c.) And usually choose “Normal installation” in next page, and un-tick “Download updates while installing Ubuntu” which may speeds up the installation process a bit. And you can install updates manually afterwards.
3.) Choose installation type:
When to select “Installation type”, I’d recommend to choose “Something else” unless you’re going to use the whole hard disk for Ubuntu system only. Or choose ‘install alongside …’ if a system exist and you’d to install Ubuntu on all left space.
4.) Create Partitions for Ubuntu:
If you chose “Something Else” in previous step, you’ll get into the partition table. To install Ubuntu, you need following partitions:
- BIOS-Boot or EFI partition on GPT disks.
- EXT4 partition mounted on /.
- And swap for sleep to disk function.
a.) For GPT hard disk table, you HAVE to create either BIOS-Boot or EFI partition as the start of the disk (e.g., /dev/sda1).
- To check out if GPT or not, open terminal (Ctrl+Alt+T) and run command:
sudo parted -l
- Check if it already exists:
- The EFI partition is usually FAT / FAT32 with 100 ~ 250 MB size.
- The BIOS-Boot partition for Legacy mode is usually 1 MB partition with no system type.
- To create BIOS-Boot or EFI partition, normally for a new hard disk.
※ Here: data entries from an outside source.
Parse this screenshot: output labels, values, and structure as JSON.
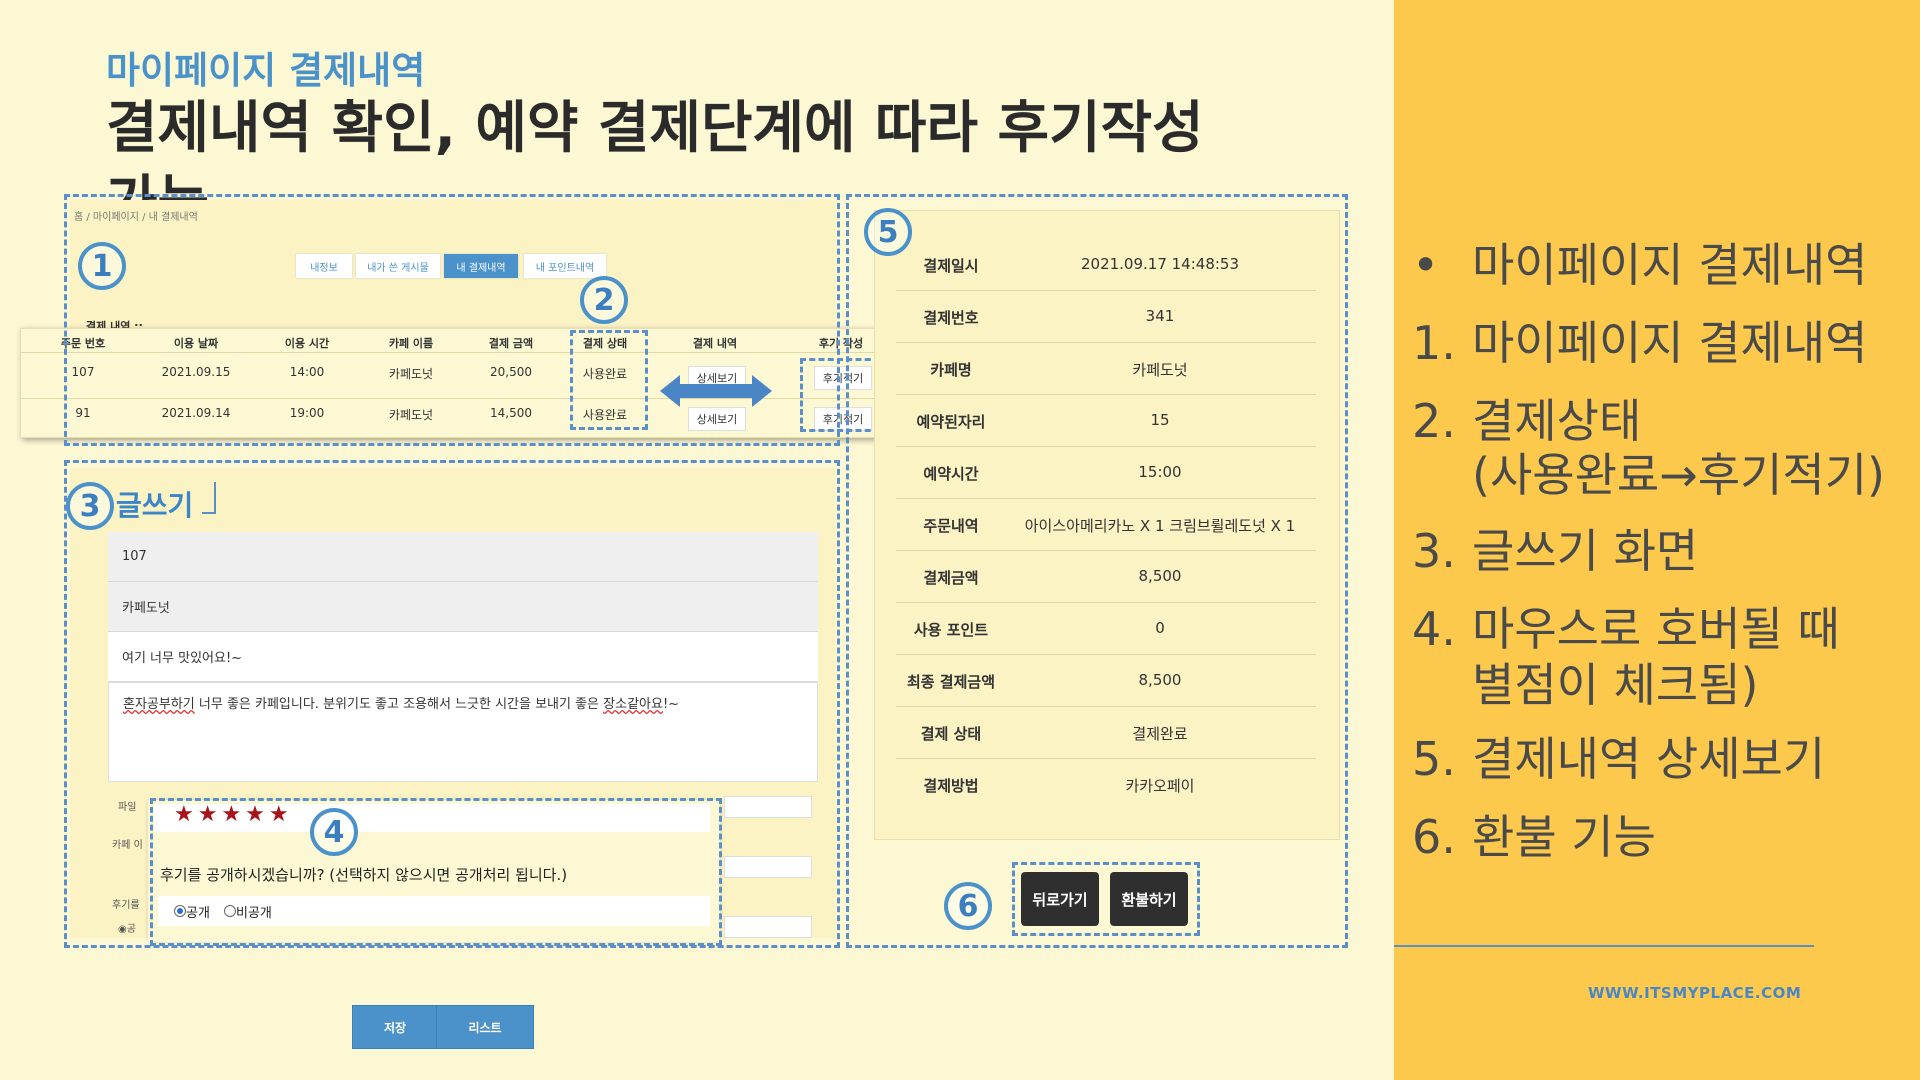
{
  "slide": {
    "subtitle": "마이페이지 결제내역",
    "title": "결제내역 확인, 예약 결제단계에 따라 후기작성 가능",
    "site_url": "WWW.ITSMYPLACE.COM"
  },
  "side_list": [
    {
      "num": "•",
      "text": "마이페이지 결제내역"
    },
    {
      "num": "1.",
      "text": "마이페이지 결제내역"
    },
    {
      "num": "2.",
      "text": "결제상태"
    },
    {
      "num": "",
      "text": "(사용완료→후기적기)"
    },
    {
      "num": "3.",
      "text": "글쓰기 화면"
    },
    {
      "num": "4.",
      "text": "마우스로 호버될 때"
    },
    {
      "num": "",
      "text": "별점이 체크됨)"
    },
    {
      "num": "5.",
      "text": "결제내역 상세보기"
    },
    {
      "num": "6.",
      "text": "환불 기능"
    }
  ],
  "markers": [
    "1",
    "2",
    "3",
    "4",
    "5",
    "6"
  ],
  "mypage": {
    "breadcrumb": "홈  /  마이페이지  /  내 결제내역",
    "tabs": [
      "내정보",
      "내가 쓴 게시물",
      "내 결제내역",
      "내 포인트내역"
    ],
    "active_tab": 2,
    "section_label": "결제 내역 ::",
    "table": {
      "headers": [
        "주문 번호",
        "이용 날짜",
        "이용 시간",
        "카페 이름",
        "결제 금액",
        "결제 상태",
        "결제 내역",
        "후기 작성"
      ],
      "rows": [
        {
          "order": "107",
          "date": "2021.09.15",
          "time": "14:00",
          "cafe": "카페도넛",
          "amount": "20,500",
          "status": "사용완료",
          "detail": "상세보기",
          "review": "후기적기"
        },
        {
          "order": "91",
          "date": "2021.09.14",
          "time": "19:00",
          "cafe": "카페도넛",
          "amount": "14,500",
          "status": "사용완료",
          "detail": "상세보기",
          "review": "후기적기"
        }
      ]
    }
  },
  "write": {
    "title": "글쓰기",
    "order_no": "107",
    "cafe_name": "카페도넛",
    "review_title": "여기 너무 맛있어요!~",
    "content_squiggle_1": "혼자공부하기",
    "content_mid": " 너무 좋은 카페입니다. 분위기도 좋고 조용해서 느긋한 시간을 보내기 좋은 ",
    "content_squiggle_2": "장소같아요",
    "content_end": "!~",
    "stub_labels": [
      "파일",
      "카페 이",
      "후기를",
      "◉공"
    ],
    "save_label": "저장",
    "list_label": "리스트"
  },
  "popup": {
    "stars": "★★★★★",
    "rating": 5,
    "question": "후기를 공개하시겠습니까? (선택하지 않으시면 공개처리 됩니다.)",
    "option_public": "공개",
    "option_private": "비공개"
  },
  "detail": {
    "rows": [
      {
        "label": "결제일시",
        "value": "2021.09.17 14:48:53"
      },
      {
        "label": "결제번호",
        "value": "341"
      },
      {
        "label": "카페명",
        "value": "카페도넛"
      },
      {
        "label": "예약된자리",
        "value": "15"
      },
      {
        "label": "예약시간",
        "value": "15:00"
      },
      {
        "label": "주문내역",
        "value": "아이스아메리카노 X 1  크림브륄레도넛 X 1"
      },
      {
        "label": "결제금액",
        "value": "8,500"
      },
      {
        "label": "사용 포인트",
        "value": "0"
      },
      {
        "label": "최종 결제금액",
        "value": "8,500"
      },
      {
        "label": "결제 상태",
        "value": "결제완료"
      },
      {
        "label": "결제방법",
        "value": "카카오페이"
      }
    ],
    "back_label": "뒤로가기",
    "refund_label": "환불하기"
  },
  "colors": {
    "accent_blue": "#4a92c9",
    "panel_yellow": "#fcc94c",
    "background": "#fdf8d4",
    "star_red": "#a8141b"
  }
}
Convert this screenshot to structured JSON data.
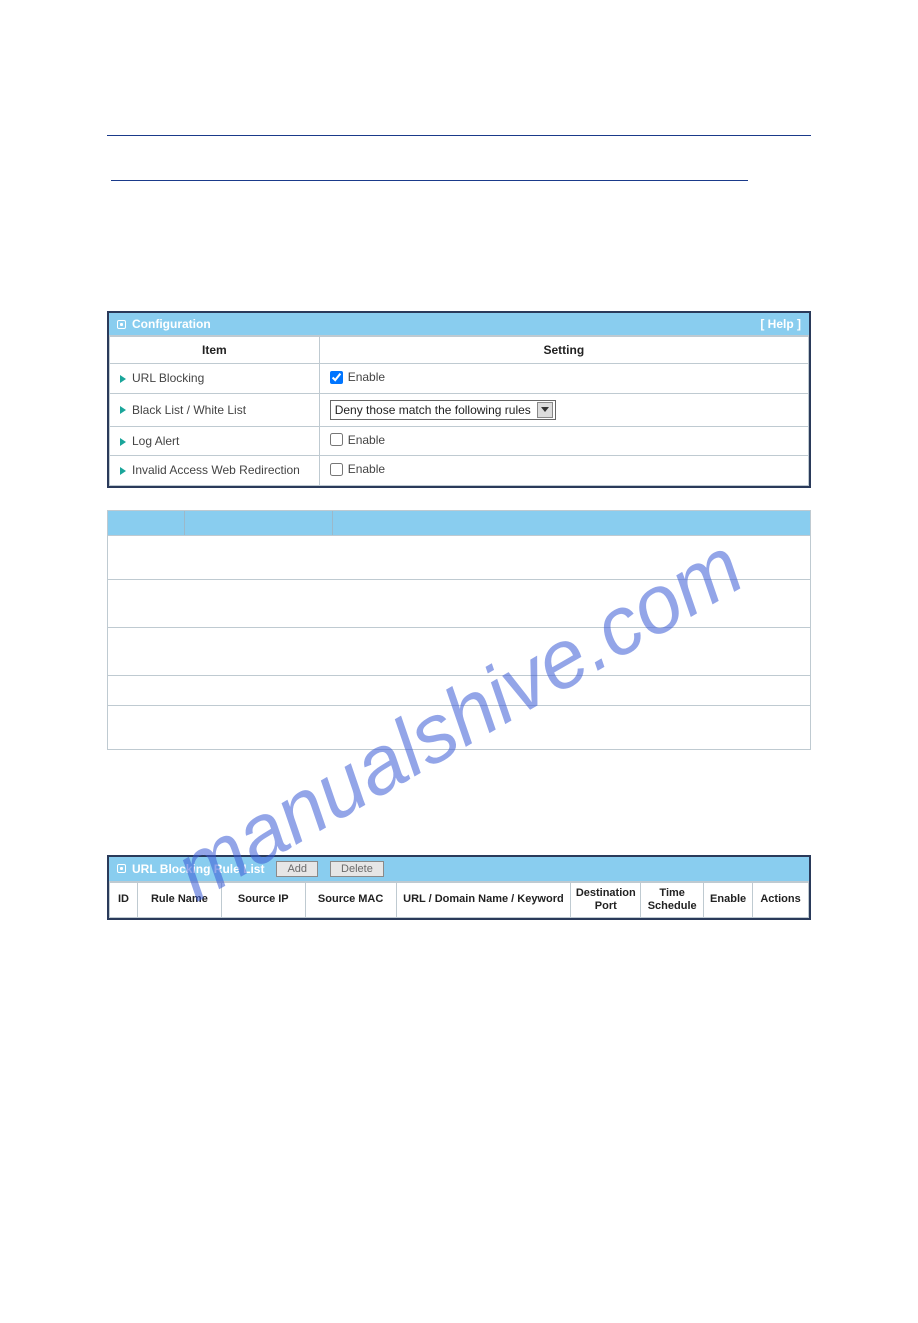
{
  "watermark_text": "manualshive.com",
  "configuration": {
    "header_label": "Configuration",
    "help_label": "[ Help ]",
    "columns": {
      "item": "Item",
      "setting": "Setting"
    },
    "rows": {
      "url_blocking": {
        "label": "URL Blocking",
        "enable_label": "Enable",
        "enabled": true
      },
      "black_white_list": {
        "label": "Black List / White List",
        "selected_option": "Deny those match the following rules"
      },
      "log_alert": {
        "label": "Log Alert",
        "enable_label": "Enable",
        "enabled": false
      },
      "invalid_redirect": {
        "label": "Invalid Access Web Redirection",
        "enable_label": "Enable",
        "enabled": false
      }
    }
  },
  "rule_list": {
    "header_label": "URL Blocking Rule List",
    "add_label": "Add",
    "delete_label": "Delete",
    "columns": {
      "id": "ID",
      "rule_name": "Rule Name",
      "source_ip": "Source IP",
      "source_mac": "Source MAC",
      "url_domain_keyword": "URL / Domain Name / Keyword",
      "dest_port": "Destination Port",
      "time_schedule": "Time Schedule",
      "enable": "Enable",
      "actions": "Actions"
    }
  }
}
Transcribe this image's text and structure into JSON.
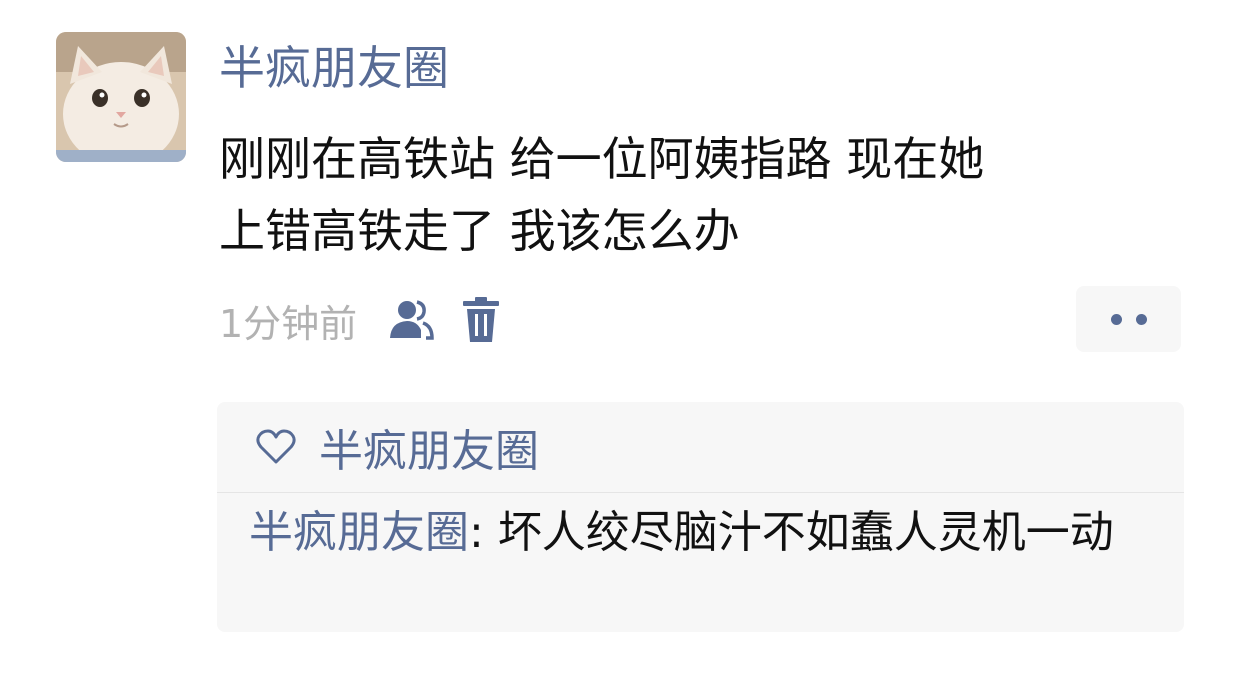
{
  "post": {
    "author": "半疯朋友圈",
    "content_lines": [
      "刚刚在高铁站 给一位阿姨指路 现在她",
      "上错高铁走了 我该怎么办"
    ],
    "time": "1分钟前",
    "friends_icon": "friends-visibility-icon",
    "delete_icon": "trash-icon"
  },
  "interactions": {
    "like_icon": "heart-outline-icon",
    "likers": "半疯朋友圈",
    "comments": [
      {
        "author": "半疯朋友圈",
        "separator": ": ",
        "text": "坏人绞尽脑汁不如蠢人灵机一动"
      }
    ]
  },
  "colors": {
    "link": "#576b95",
    "text": "#111111",
    "muted": "#b2b2b2",
    "panel": "#f7f7f7"
  }
}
NOTE: It must the first partition on the disk.
Click on the free space, then click “+”. In pop-up window, choose:
- EFI: 250 MB, use as “EFI System Partition”
- or BIOS-Boot: 1 MB, use as “Reserved BIOS boot area”
b.) Create Ext4 partition for Ubuntu file system.
Remove partitions you don’t use any more to free up disk space and create an EXT4 partition with mount point /. 8 GB size is required for system files. However, 50 GB I think will be good for long time using.
c.) Create Swap partition:
Swap is required for the hibernate function. If you don’t use this feature, it’s OK to skip this step!
And set its size to as much as of RAM.
d.) When done, the partition table will look like:
Finally click “Install Now“. It will pop up a window says either EFI or BIOS boot not found. Just click continue if you have one, or yours disk is not GPT.
And confirm in next pop-up:
5.) Select location & create account:
Next select you location by clicking on the map:
And create account, computer name, etc:
Then just wait until the installing process done:
When it complete, either continue testing the live system or restart.
That’s it. Enjoy!